This video introduction to the Arab Spring helps contextualize the prophetic revolution Blake calls for in Asia in The Song of Los. Blake’s use of polysemic language allows his prophecy to be read for the future, our 21st Century. In the case of the Arab Spring, Orc’s revolution begins in an act of self-annihilation: the Tunisian street vender who burns himself alive as an act of protest against political oppression and capitalist exploitation. Orc’s fires are raging today in North Africa and the Middle East…Blake’s prophetic vision is now here, we are now entering the Last Judgment. Creepy? Strange? Absurd? What do you think?

Greater Implications of Urizen’s Weeping

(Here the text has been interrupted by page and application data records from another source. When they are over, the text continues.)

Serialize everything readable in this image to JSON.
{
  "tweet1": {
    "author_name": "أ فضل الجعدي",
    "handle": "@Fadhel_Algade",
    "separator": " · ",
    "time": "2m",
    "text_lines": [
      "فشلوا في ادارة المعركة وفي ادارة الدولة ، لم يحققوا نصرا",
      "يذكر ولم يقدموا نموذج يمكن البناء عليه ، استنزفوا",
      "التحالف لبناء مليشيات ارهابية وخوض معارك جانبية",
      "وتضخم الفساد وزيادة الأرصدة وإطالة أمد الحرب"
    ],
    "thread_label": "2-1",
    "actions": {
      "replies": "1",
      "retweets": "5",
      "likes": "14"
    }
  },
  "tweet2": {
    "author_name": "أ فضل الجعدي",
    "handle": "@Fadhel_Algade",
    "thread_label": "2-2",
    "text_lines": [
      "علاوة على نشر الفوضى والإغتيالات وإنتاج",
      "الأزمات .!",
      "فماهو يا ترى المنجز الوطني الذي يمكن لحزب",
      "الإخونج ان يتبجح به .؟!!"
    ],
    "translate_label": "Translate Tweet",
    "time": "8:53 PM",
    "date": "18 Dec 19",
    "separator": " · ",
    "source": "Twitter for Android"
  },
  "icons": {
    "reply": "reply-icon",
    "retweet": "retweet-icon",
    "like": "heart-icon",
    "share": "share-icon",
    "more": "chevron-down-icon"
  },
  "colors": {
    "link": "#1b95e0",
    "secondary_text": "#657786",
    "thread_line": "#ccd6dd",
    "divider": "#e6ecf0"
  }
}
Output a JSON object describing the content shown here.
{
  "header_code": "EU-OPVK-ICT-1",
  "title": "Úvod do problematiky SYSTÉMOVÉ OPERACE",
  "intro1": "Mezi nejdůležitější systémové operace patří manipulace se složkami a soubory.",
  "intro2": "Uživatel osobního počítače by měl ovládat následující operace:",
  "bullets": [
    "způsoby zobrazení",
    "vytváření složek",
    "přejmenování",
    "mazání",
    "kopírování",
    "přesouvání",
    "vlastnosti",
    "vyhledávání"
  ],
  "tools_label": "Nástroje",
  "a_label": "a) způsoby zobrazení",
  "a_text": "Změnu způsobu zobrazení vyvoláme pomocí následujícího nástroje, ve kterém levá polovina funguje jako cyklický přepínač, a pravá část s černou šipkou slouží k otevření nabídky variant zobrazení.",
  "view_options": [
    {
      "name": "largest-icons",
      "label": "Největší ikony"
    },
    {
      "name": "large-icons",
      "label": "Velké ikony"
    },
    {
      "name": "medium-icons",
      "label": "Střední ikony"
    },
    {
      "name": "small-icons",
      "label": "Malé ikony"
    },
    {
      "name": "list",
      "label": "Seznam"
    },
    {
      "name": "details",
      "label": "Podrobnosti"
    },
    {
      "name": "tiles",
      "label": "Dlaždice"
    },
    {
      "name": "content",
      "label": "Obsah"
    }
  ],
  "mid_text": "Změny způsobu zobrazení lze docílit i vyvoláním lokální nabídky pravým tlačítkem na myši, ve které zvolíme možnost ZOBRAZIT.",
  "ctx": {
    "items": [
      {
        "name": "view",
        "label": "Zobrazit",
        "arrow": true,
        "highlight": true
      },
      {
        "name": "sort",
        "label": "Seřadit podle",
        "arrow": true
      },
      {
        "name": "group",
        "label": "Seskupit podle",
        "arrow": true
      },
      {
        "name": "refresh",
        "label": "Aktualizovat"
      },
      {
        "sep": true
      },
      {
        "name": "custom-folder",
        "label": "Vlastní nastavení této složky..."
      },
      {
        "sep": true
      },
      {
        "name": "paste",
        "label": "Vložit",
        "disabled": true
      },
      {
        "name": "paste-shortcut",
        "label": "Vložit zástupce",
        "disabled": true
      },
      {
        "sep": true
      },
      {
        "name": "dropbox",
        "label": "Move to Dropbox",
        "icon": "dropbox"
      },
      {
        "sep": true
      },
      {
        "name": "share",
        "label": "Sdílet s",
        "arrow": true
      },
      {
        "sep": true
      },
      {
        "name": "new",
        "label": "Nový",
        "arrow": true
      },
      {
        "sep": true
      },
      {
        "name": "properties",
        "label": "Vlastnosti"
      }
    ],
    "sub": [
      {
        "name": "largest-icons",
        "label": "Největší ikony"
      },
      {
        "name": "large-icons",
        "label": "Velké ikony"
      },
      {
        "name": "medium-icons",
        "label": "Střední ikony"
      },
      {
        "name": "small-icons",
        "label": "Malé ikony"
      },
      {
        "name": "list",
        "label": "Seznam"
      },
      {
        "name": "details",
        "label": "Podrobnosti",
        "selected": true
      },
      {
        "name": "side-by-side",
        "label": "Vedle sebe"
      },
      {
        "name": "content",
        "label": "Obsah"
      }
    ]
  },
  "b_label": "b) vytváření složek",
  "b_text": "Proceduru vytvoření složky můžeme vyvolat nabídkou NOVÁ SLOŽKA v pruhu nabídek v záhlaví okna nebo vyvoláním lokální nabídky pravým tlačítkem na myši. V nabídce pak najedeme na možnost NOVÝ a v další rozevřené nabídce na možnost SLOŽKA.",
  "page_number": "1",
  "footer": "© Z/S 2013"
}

Blake seems to deviate from a truly anti-reason standpoint in this piece, incorporating contraries that posit doubt as to whether he holds reason strictly in a negative light. In “Asia,” Blake writes: “the darkness was startled/ At the thick-flaming, thought-creating fires of Orc” (6:5-6:6). The adjective “thought-creating” calls to mind an almost Urizenic image–of course, this reading is one in which “thought” is translated to “logic/reason” as opposed to “imagination.” However, I find that my first definition seems to hold some water due to the paradoxical content Blake strings together. While he seems to negate generational boundaries of time and existence through his conflation of Adam and Noah (two biblical characters who were not, in fact, contemporaries), his “Song of Los” follows a cyclical pattern. Yes, his model of revelation is not Euro-centric, but it follows a cadence: Africa to America to Europe to Asia. This pattern is a clockwise navigation of the world from right to left and back to the right again. This lends a systematic aspect to his tale, which may indicate the intrusion, presumably an unconscious inclusion,  of Urizenic thought and martial law. Considering this interpretation, the conclusion to “Asia” fosters even greater significance. When “The Song of Los” is ended, Urizen’s deceptive intrusion is combatted–his influence ceases. Urizen’s act of weeping suggests his ultimate failure to continue coercion on a subconscious, if not first-person, level. Urizen’s weeping signals hope for humanity, or at least the form of humanity that Blake approves of.